◆ PROBLEM REQUIREMENTS ◆
The reply must return each line of the data exactly.

[Entries from a dataset of interfaces]
================
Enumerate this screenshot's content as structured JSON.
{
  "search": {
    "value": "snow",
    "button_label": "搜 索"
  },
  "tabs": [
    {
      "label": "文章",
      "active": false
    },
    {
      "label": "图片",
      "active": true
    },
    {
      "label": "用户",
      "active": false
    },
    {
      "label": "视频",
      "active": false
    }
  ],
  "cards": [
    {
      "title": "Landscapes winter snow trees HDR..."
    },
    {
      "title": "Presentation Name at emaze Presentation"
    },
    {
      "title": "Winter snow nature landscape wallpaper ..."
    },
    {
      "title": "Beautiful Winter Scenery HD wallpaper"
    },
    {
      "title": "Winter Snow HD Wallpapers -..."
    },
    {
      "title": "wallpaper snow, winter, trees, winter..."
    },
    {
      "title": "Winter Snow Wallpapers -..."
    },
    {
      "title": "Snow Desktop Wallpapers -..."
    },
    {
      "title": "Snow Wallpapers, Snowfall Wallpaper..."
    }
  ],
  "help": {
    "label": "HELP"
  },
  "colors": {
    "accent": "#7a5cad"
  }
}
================
◆ OUTPUT ◆
Enumerate this screenshot's content as structured JSON.
{
  "search": {
    "value": "snow",
    "button_label": "搜 索"
  },
  "tabs": [
    {
      "label": "文章",
      "active": false
    },
    {
      "label": "图片",
      "active": true
    },
    {
      "label": "用户",
      "active": false
    },
    {
      "label": "视频",
      "active": false
    }
  ],
  "cards": [
    {
      "title": "Landscapes winter snow trees HDR..."
    },
    {
      "title": "Presentation Name at emaze Presentation"
    },
    {
      "title": "Winter snow nature landscape wallpaper ..."
    },
    {
      "title": "Beautiful Winter Scenery HD wallpaper"
    },
    {
      "title": "Winter Snow HD Wallpapers -..."
    },
    {
      "title": "wallpaper snow, winter, trees, winter..."
    },
    {
      "title": "Winter Snow Wallpapers -..."
    },
    {
      "title": "Snow Desktop Wallpapers -..."
    },
    {
      "title": "Snow Wallpapers, Snowfall Wallpaper..."
    }
  ],
  "help": {
    "label": "HELP"
  },
  "colors": {
    "accent": "#7a5cad"
  }
}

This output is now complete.